semantic, 3541, 54, 67, 70, 7274, 117,
130131
neurons, 1, 3, 1519, 20, 2129, 3132, 37,
4245, 4858, 61, 8586, 8992, 94,
9597, 103106, 110, 126, 130
regeneration of, 105106
see also nerve cells
neuropsychologist, 97, 101
neurotransmitter, 25
see also transmitter
nonword, 8385
odorant, 86
OReilly, Randall, 133
Papert, Seymour, 124
parallel distributed processing (PDP), 1, 2, 4,
4142, 123, 129, 134
parallel pathways, 101103
pattern of activity, 43, 4554, 5664, 6770,
73, 8081, 86, 111114, 117
perception, 23, 27, 8285, 121122
perceptron, 124
perspective shift, 113114
PET scans, 15, 31
Pinker, Steven, 126127, 134
plasticity, 28
Prince, Alan, 127, 134

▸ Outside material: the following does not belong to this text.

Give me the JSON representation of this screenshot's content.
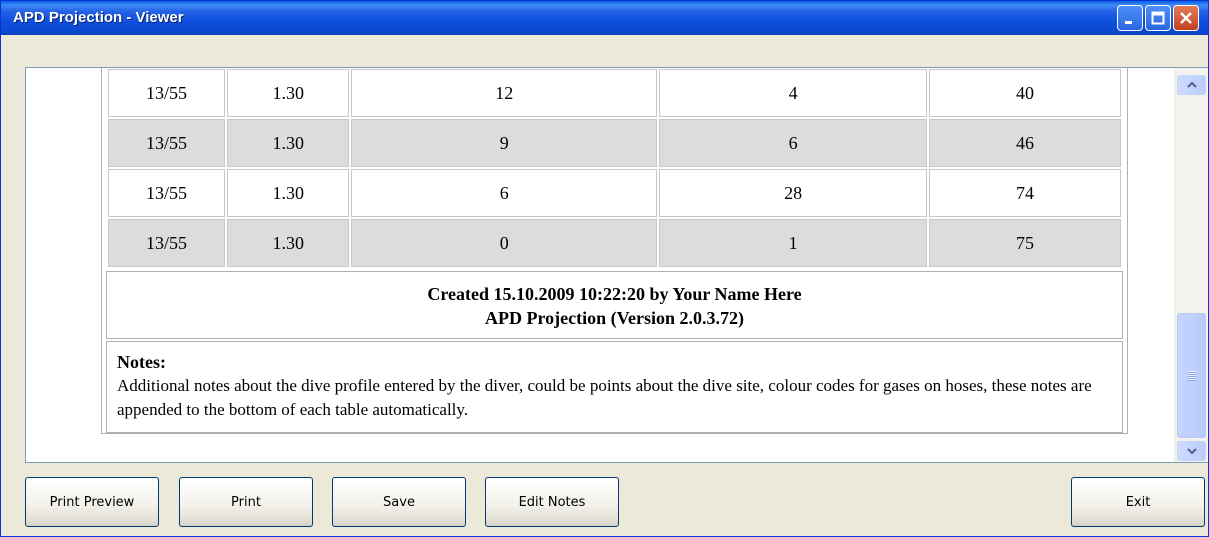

problem-solving, 125126
processcontent distinction, 1314
Pylyshyn, Zenon, 116118, 133
Quillian, M. R., 130
reaction time, 77
reading, 3334
receptors, 2425, 8586, 132
Reed, Randall, 86, 132
regularization, 7982
rehabilitation, 98103
relations, 9, 35, 3839, 41, 6674, 117
representationalism, 116119, 127128, 130,
134
Rosenberg, Charles, 7779, 132
Rosenblatt, Frank, 124
rule-following, 73, 7982
Rumelhart, David, 41, 7985, 121123,
126127, 129, 131132
Seidenberg, Mark, 127, 134
Sejnowski, Terry, 7779, 132
self-reection, 12, 115
sentences, 22, 6769, 73, 117119
Shanon, Benny, 128, 134
simulation, 3032, 7585, 131132
smell, 8586
Smullyan, Raymond, 130
spinal-cord injury, 105106
stroke, 9, 95100, 102
studying, 108110
synapse, 2329
teaching, 110112
theories, 30, 3335, 39
therapist, 113114
tokentoken identity, 1415
trafc accidents, 101103, 134
transmitter, 2425, 28
see also neurotransmitter
Tulving, Endel, 132
vision, 7577
Vygotsky, Lev, 6364
Winston, P. H., 131
word fragments, 8485
words, 3334, 3839, 7785, 97, 118119,
121122
word-superiority effect, 8285, 132
zone of proximal development (ZPD), 64
i ndex 136